Supplied data:

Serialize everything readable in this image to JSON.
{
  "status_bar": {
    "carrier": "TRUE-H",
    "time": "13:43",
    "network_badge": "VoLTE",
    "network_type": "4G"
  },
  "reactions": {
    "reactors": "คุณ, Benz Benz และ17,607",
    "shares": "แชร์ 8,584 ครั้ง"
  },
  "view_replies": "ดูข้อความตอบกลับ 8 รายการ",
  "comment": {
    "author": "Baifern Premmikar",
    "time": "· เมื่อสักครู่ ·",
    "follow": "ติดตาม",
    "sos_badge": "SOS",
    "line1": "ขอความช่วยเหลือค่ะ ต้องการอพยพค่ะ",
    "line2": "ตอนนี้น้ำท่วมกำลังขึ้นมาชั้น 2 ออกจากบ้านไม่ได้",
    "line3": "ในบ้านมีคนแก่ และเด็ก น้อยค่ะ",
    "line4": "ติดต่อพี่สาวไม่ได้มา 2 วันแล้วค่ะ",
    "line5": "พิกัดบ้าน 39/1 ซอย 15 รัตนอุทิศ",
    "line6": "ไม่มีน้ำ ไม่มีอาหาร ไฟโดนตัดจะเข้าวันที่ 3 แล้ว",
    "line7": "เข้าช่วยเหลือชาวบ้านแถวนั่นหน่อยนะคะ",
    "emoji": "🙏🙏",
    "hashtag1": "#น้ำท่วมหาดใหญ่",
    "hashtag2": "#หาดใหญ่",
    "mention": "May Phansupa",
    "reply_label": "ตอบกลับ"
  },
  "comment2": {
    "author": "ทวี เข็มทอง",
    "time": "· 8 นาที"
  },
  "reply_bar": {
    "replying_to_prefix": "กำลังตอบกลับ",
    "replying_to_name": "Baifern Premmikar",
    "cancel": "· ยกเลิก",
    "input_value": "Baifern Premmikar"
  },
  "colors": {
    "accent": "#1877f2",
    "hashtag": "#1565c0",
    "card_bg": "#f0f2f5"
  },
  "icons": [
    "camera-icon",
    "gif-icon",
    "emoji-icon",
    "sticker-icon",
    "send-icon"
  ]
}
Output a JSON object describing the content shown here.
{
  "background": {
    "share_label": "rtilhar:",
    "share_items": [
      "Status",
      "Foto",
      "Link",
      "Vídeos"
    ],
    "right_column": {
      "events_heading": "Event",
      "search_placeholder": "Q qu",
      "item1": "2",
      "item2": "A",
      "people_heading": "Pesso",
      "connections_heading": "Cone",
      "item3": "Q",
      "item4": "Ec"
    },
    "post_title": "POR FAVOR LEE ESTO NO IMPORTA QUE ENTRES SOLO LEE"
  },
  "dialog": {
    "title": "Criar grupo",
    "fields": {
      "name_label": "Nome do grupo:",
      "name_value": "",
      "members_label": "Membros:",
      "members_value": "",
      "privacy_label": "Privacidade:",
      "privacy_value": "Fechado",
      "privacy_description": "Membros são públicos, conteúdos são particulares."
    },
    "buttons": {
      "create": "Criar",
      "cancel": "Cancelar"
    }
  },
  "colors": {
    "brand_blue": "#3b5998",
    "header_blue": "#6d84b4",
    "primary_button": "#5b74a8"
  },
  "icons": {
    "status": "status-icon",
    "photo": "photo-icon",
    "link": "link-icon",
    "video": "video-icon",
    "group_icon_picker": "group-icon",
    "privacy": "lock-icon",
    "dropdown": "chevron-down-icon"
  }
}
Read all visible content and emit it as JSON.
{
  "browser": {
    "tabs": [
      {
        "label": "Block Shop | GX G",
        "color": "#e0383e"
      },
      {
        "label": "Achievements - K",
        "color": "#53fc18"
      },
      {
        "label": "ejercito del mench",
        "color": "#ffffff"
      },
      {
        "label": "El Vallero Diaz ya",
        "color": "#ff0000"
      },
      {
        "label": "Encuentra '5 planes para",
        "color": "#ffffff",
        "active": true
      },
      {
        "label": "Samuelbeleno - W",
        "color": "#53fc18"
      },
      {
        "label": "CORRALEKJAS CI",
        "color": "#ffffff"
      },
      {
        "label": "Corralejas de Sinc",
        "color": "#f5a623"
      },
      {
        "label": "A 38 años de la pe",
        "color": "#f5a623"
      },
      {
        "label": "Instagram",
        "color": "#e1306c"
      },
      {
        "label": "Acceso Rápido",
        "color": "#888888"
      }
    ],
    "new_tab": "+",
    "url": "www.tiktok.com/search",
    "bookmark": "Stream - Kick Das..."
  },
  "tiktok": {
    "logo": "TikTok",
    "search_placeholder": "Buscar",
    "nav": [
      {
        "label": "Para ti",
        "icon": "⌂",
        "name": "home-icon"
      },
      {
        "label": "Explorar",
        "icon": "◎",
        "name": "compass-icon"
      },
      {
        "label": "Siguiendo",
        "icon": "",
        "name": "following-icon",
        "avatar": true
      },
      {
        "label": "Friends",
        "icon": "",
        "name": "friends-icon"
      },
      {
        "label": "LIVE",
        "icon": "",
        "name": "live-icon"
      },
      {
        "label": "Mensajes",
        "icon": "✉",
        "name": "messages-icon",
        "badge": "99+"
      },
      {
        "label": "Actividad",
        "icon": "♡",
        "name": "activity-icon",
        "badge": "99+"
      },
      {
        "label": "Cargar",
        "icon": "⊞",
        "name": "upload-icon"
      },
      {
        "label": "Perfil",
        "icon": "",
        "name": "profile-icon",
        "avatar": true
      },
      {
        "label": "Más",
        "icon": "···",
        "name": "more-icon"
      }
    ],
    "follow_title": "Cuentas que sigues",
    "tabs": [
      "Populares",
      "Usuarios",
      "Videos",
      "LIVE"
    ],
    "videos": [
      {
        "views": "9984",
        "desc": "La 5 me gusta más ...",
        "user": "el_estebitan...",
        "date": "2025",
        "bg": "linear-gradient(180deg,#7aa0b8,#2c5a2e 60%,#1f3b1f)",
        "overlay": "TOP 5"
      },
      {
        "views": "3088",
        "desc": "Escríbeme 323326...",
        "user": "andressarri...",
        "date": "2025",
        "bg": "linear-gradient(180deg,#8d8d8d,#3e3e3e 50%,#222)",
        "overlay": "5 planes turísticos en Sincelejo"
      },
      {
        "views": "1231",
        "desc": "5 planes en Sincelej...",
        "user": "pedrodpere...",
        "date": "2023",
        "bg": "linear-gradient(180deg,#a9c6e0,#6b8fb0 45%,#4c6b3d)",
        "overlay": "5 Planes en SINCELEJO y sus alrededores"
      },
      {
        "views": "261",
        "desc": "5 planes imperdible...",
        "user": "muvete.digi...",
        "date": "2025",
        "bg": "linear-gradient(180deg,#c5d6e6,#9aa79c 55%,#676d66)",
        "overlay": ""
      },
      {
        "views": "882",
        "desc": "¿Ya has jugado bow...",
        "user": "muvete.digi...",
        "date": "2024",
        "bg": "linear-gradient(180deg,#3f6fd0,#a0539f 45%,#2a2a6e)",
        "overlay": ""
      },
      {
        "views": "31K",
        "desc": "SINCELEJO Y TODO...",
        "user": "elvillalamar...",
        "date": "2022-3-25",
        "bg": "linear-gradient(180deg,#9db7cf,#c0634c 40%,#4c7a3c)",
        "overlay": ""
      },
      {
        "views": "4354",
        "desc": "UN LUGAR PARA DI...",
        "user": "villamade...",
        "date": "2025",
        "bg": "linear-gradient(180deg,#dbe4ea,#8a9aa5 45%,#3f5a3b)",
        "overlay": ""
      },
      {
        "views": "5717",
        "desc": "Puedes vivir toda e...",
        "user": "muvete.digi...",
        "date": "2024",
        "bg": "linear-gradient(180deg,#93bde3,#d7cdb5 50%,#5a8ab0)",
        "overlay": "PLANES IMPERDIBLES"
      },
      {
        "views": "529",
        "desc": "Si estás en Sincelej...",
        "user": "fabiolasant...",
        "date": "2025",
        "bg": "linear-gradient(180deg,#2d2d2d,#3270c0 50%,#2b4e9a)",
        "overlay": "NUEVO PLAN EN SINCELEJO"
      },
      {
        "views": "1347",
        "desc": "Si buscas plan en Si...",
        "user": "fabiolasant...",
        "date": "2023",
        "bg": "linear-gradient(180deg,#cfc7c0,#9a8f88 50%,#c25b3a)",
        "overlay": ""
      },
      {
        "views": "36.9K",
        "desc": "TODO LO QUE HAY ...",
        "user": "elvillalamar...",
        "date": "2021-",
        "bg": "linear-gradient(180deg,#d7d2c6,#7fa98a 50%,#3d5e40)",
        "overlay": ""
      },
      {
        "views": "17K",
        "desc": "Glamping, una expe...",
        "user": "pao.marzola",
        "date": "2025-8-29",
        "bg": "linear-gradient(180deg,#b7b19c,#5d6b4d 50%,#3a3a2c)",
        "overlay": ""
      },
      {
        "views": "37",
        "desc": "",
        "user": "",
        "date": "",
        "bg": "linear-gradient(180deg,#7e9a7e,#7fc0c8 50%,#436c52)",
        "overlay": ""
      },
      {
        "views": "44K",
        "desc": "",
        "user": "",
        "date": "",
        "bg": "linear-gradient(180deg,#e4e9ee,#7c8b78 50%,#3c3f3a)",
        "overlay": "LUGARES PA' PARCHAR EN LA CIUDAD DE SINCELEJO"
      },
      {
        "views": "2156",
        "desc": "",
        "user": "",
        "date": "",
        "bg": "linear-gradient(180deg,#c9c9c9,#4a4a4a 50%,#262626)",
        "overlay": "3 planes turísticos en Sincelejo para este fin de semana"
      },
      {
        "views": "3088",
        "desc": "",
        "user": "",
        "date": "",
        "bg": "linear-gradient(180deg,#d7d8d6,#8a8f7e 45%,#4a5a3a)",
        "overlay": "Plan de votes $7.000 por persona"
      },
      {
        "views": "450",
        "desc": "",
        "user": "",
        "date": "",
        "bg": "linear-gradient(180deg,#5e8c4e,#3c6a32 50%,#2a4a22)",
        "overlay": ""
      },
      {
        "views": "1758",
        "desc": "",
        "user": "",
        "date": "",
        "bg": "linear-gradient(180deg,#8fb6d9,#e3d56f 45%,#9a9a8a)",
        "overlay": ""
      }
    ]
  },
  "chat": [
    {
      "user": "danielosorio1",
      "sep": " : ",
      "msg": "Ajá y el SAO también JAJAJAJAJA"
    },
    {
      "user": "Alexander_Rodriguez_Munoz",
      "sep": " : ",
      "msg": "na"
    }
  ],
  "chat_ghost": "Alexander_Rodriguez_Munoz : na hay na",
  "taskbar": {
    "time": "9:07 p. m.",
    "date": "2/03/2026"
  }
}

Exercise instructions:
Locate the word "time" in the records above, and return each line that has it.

Answer for this exercise:
    "time": "13:43",
    "time": "· เมื่อสักครู่ ·",
    "time": "· 8 นาที"
    "time": "9:07 p. m.",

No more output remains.